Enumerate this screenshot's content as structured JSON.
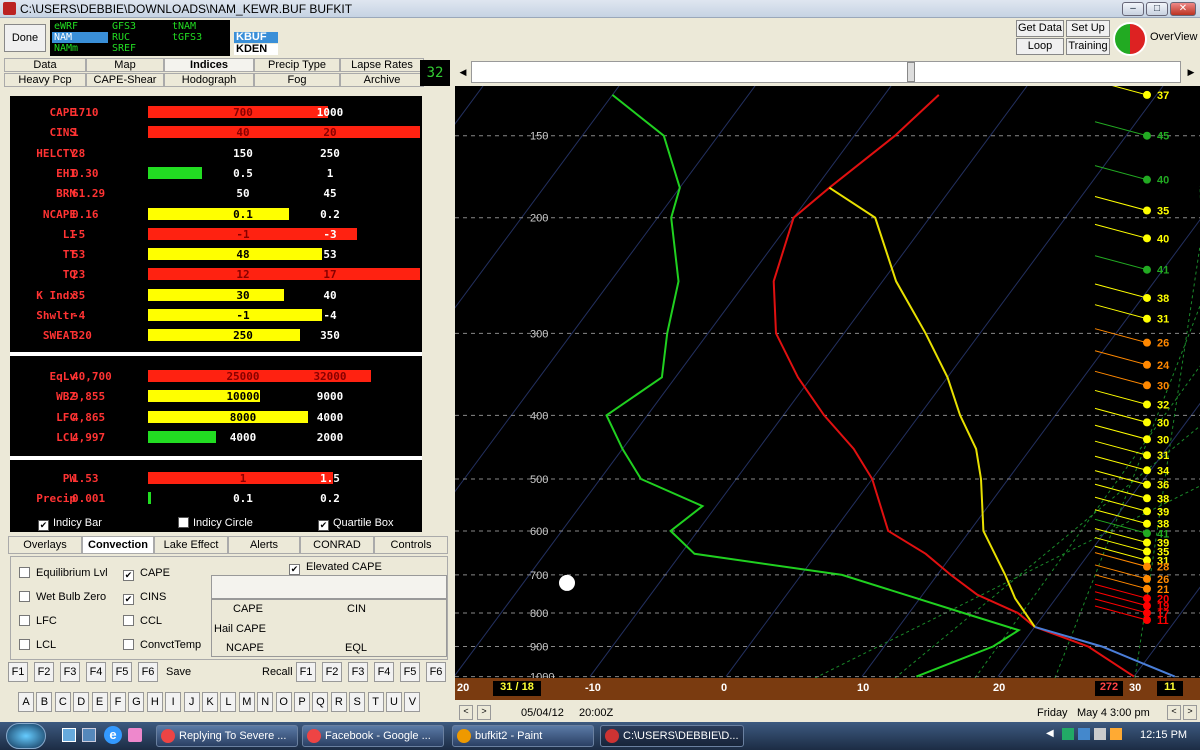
{
  "window": {
    "title": "C:\\USERS\\DEBBIE\\DOWNLOADS\\NAM_KEWR.BUF BUFKIT"
  },
  "topbar": {
    "done": "Done",
    "models": [
      {
        "label": "eWRF",
        "selected": false
      },
      {
        "label": "GFS3",
        "selected": false
      },
      {
        "label": "tNAM",
        "selected": false
      },
      {
        "label": "NAM",
        "selected": true
      },
      {
        "label": "RUC",
        "selected": false
      },
      {
        "label": "tGFS3",
        "selected": false
      },
      {
        "label": "NAMm",
        "selected": false
      },
      {
        "label": "SREF",
        "selected": false
      }
    ],
    "stations": [
      {
        "label": "KBUF",
        "selected": true
      },
      {
        "label": "KDEN",
        "selected": false
      }
    ],
    "get_data": "Get Data",
    "setup": "Set Up",
    "loop": "Loop",
    "training": "Training",
    "overview": "OverView"
  },
  "tabs": {
    "row1": [
      "Data",
      "Map",
      "Indices",
      "Precip Type",
      "Lapse Rates"
    ],
    "row2": [
      "Heavy Pcp",
      "CAPE-Shear",
      "Hodograph",
      "Fog",
      "Archive"
    ],
    "active": "Indices",
    "count": "32"
  },
  "indices": {
    "group1": [
      {
        "label": "CAPE",
        "value": "1710",
        "q1": "700",
        "q2": "1000",
        "bar_color": "#f21",
        "bar_fraction": 0.66
      },
      {
        "label": "CINS",
        "value": "1",
        "q1": "40",
        "q2": "20",
        "bar_color": "#f21",
        "bar_fraction": 1.0
      },
      {
        "label": "HELCTY",
        "value": "28",
        "q1": "150",
        "q2": "250",
        "bar_color": "",
        "bar_fraction": 0
      },
      {
        "label": "EHI",
        "value": "0.30",
        "q1": "0.5",
        "q2": "1",
        "bar_color": "#2d2",
        "bar_fraction": 0.2
      },
      {
        "label": "BRN",
        "value": "61.29",
        "q1": "50",
        "q2": "45",
        "bar_color": "",
        "bar_fraction": 0
      },
      {
        "label": "NCAPE",
        "value": "0.16",
        "q1": "0.1",
        "q2": "0.2",
        "bar_color": "#ff0",
        "bar_fraction": 0.52
      },
      {
        "label": "LI",
        "value": "-5",
        "q1": "-1",
        "q2": "-3",
        "bar_color": "#f21",
        "bar_fraction": 0.77
      },
      {
        "label": "TT",
        "value": "53",
        "q1": "48",
        "q2": "53",
        "bar_color": "#ff0",
        "bar_fraction": 0.64
      },
      {
        "label": "TQ",
        "value": "23",
        "q1": "12",
        "q2": "17",
        "bar_color": "#f21",
        "bar_fraction": 1.0
      },
      {
        "label": "K Indx",
        "value": "35",
        "q1": "30",
        "q2": "40",
        "bar_color": "#ff0",
        "bar_fraction": 0.5
      },
      {
        "label": "Shwltr",
        "value": "-4",
        "q1": "-1",
        "q2": "-4",
        "bar_color": "#ff0",
        "bar_fraction": 0.64
      },
      {
        "label": "SWEAT",
        "value": "320",
        "q1": "250",
        "q2": "350",
        "bar_color": "#ff0",
        "bar_fraction": 0.56
      }
    ],
    "group2": [
      {
        "label": "EqLv",
        "value": "40,700",
        "q1": "25000",
        "q2": "32000",
        "bar_color": "#f21",
        "bar_fraction": 0.82
      },
      {
        "label": "WBZ",
        "value": "9,855",
        "q1": "10000",
        "q2": "9000",
        "bar_color": "#ff0",
        "bar_fraction": 0.41
      },
      {
        "label": "LFC",
        "value": "4,865",
        "q1": "8000",
        "q2": "4000",
        "bar_color": "#ff0",
        "bar_fraction": 0.59
      },
      {
        "label": "LCL",
        "value": "4,997",
        "q1": "4000",
        "q2": "2000",
        "bar_color": "#2d2",
        "bar_fraction": 0.25
      }
    ],
    "group3": [
      {
        "label": "PW",
        "value": "1.53",
        "q1": "1",
        "q2": "1.5",
        "bar_color": "#f21",
        "bar_fraction": 0.68
      },
      {
        "label": "Precip",
        "value": "0.001",
        "q1": "0.1",
        "q2": "0.2",
        "bar_color": "#2d2",
        "bar_fraction": 0.01
      }
    ],
    "checks": [
      {
        "label": "Indicy Bar",
        "checked": true
      },
      {
        "label": "Indicy Circle",
        "checked": false
      },
      {
        "label": "Quartile Box",
        "checked": true
      }
    ]
  },
  "bottom_tabs": [
    "Overlays",
    "Convection",
    "Lake Effect",
    "Alerts",
    "CONRAD",
    "Controls"
  ],
  "bottom_active": "Convection",
  "options": {
    "left": [
      {
        "label": "Equilibrium Lvl",
        "checked": false
      },
      {
        "label": "Wet Bulb Zero",
        "checked": false
      },
      {
        "label": "LFC",
        "checked": false
      },
      {
        "label": "LCL",
        "checked": false
      }
    ],
    "mid": [
      {
        "label": "CAPE",
        "checked": true
      },
      {
        "label": "CINS",
        "checked": true
      },
      {
        "label": "CCL",
        "checked": false
      },
      {
        "label": "ConvctTemp",
        "checked": false
      }
    ],
    "elevated": {
      "label": "Elevated CAPE",
      "checked": true
    },
    "readouts": {
      "cape": "CAPE",
      "cin": "CIN",
      "hail": "Hail CAPE",
      "ncape": "NCAPE",
      "eql": "EQL"
    }
  },
  "fkeys": {
    "left": [
      "F1",
      "F2",
      "F3",
      "F4",
      "F5",
      "F6"
    ],
    "save": "Save",
    "recall": "Recall",
    "right": [
      "F1",
      "F2",
      "F3",
      "F4",
      "F5",
      "F6"
    ]
  },
  "letters": [
    "A",
    "B",
    "C",
    "D",
    "E",
    "F",
    "G",
    "H",
    "I",
    "J",
    "K",
    "L",
    "M",
    "N",
    "O",
    "P",
    "Q",
    "R",
    "S",
    "T",
    "U",
    "V"
  ],
  "chart_data": {
    "type": "line",
    "pressure_levels": [
      150,
      200,
      300,
      400,
      500,
      600,
      700,
      800,
      900,
      1000
    ],
    "temperature_ticks": [
      "-10",
      "0",
      "10",
      "20"
    ],
    "series": [
      {
        "color": "#e01010",
        "points": [
          [
            -16,
            130
          ],
          [
            -17,
            150
          ],
          [
            -19,
            180
          ],
          [
            -20,
            200
          ],
          [
            -18,
            250
          ],
          [
            -15,
            300
          ],
          [
            -11,
            350
          ],
          [
            -7,
            400
          ],
          [
            -3,
            450
          ],
          [
            0,
            500
          ],
          [
            4,
            600
          ],
          [
            8,
            650
          ],
          [
            11,
            700
          ],
          [
            14,
            750
          ],
          [
            18,
            800
          ],
          [
            20,
            840
          ],
          [
            25,
            900
          ],
          [
            30,
            1000
          ]
        ]
      },
      {
        "color": "#e8e000",
        "points": [
          [
            -19,
            180
          ],
          [
            -14,
            200
          ],
          [
            -9,
            250
          ],
          [
            -4,
            300
          ],
          [
            0,
            350
          ],
          [
            3,
            400
          ],
          [
            6,
            450
          ],
          [
            8,
            500
          ],
          [
            11,
            600
          ],
          [
            15,
            700
          ],
          [
            17,
            760
          ],
          [
            20,
            840
          ]
        ]
      },
      {
        "color": "#20d020",
        "points": [
          [
            -40,
            130
          ],
          [
            -34,
            150
          ],
          [
            -30,
            180
          ],
          [
            -29,
            200
          ],
          [
            -25,
            250
          ],
          [
            -23,
            300
          ],
          [
            -21,
            350
          ],
          [
            -23,
            400
          ],
          [
            -20,
            450
          ],
          [
            -17,
            500
          ],
          [
            -11,
            550
          ],
          [
            -12,
            600
          ],
          [
            -9,
            650
          ],
          [
            3,
            700
          ],
          [
            14,
            800
          ],
          [
            19,
            850
          ],
          [
            18,
            900
          ],
          [
            14,
            1000
          ]
        ]
      },
      {
        "color": "#4a7ed8",
        "points": [
          [
            20,
            840
          ],
          [
            26,
            900
          ],
          [
            33,
            1000
          ]
        ]
      }
    ],
    "axis_left_label": "20",
    "axis_box_left": "31 / 18",
    "axis_box_right": "272",
    "axis_right_value": "30",
    "axis_right_box": "11",
    "wind_speeds": [
      {
        "p": 130,
        "v": "37",
        "c": "#ff0"
      },
      {
        "p": 150,
        "v": "45",
        "c": "#2a2"
      },
      {
        "p": 175,
        "v": "40",
        "c": "#2a2"
      },
      {
        "p": 195,
        "v": "35",
        "c": "#ff0"
      },
      {
        "p": 215,
        "v": "40",
        "c": "#ff0"
      },
      {
        "p": 240,
        "v": "41",
        "c": "#2a2"
      },
      {
        "p": 265,
        "v": "38",
        "c": "#ff0"
      },
      {
        "p": 285,
        "v": "31",
        "c": "#ff0"
      },
      {
        "p": 310,
        "v": "26",
        "c": "#f80"
      },
      {
        "p": 335,
        "v": "24",
        "c": "#f80"
      },
      {
        "p": 360,
        "v": "30",
        "c": "#f80"
      },
      {
        "p": 385,
        "v": "32",
        "c": "#ff0"
      },
      {
        "p": 410,
        "v": "30",
        "c": "#ff0"
      },
      {
        "p": 435,
        "v": "30",
        "c": "#ff0"
      },
      {
        "p": 460,
        "v": "31",
        "c": "#ff0"
      },
      {
        "p": 485,
        "v": "34",
        "c": "#ff0"
      },
      {
        "p": 510,
        "v": "36",
        "c": "#ff0"
      },
      {
        "p": 535,
        "v": "38",
        "c": "#ff0"
      },
      {
        "p": 560,
        "v": "39",
        "c": "#ff0"
      },
      {
        "p": 585,
        "v": "38",
        "c": "#ff0"
      },
      {
        "p": 605,
        "v": "41",
        "c": "#2a2"
      },
      {
        "p": 625,
        "v": "39",
        "c": "#ff0"
      },
      {
        "p": 645,
        "v": "35",
        "c": "#ff0"
      },
      {
        "p": 665,
        "v": "31",
        "c": "#ff0"
      },
      {
        "p": 680,
        "v": "28",
        "c": "#f80"
      },
      {
        "p": 710,
        "v": "26",
        "c": "#f80"
      },
      {
        "p": 735,
        "v": "21",
        "c": "#f80"
      },
      {
        "p": 760,
        "v": "20",
        "c": "#f00"
      },
      {
        "p": 780,
        "v": "19",
        "c": "#f00"
      },
      {
        "p": 800,
        "v": "17",
        "c": "#f00"
      },
      {
        "p": 820,
        "v": "11",
        "c": "#f00"
      }
    ]
  },
  "status": {
    "date": "05/04/12",
    "time": "20:00Z",
    "day": "Friday",
    "local": "May 4  3:00 pm"
  },
  "taskbar": {
    "items": [
      "Replying To Severe ...",
      "Facebook - Google ...",
      "bufkit2 - Paint",
      "C:\\USERS\\DEBBIE\\D..."
    ],
    "clock": "12:15 PM"
  }
}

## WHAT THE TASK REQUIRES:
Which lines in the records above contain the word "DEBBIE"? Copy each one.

## ANSWER BELOW:
    "title": "C:\\USERS\\DEBBIE\\DOWNLOADS\\NAM_KEWR.BUF BUFKIT"
      "C:\\USERS\\DEBBIE\\D..."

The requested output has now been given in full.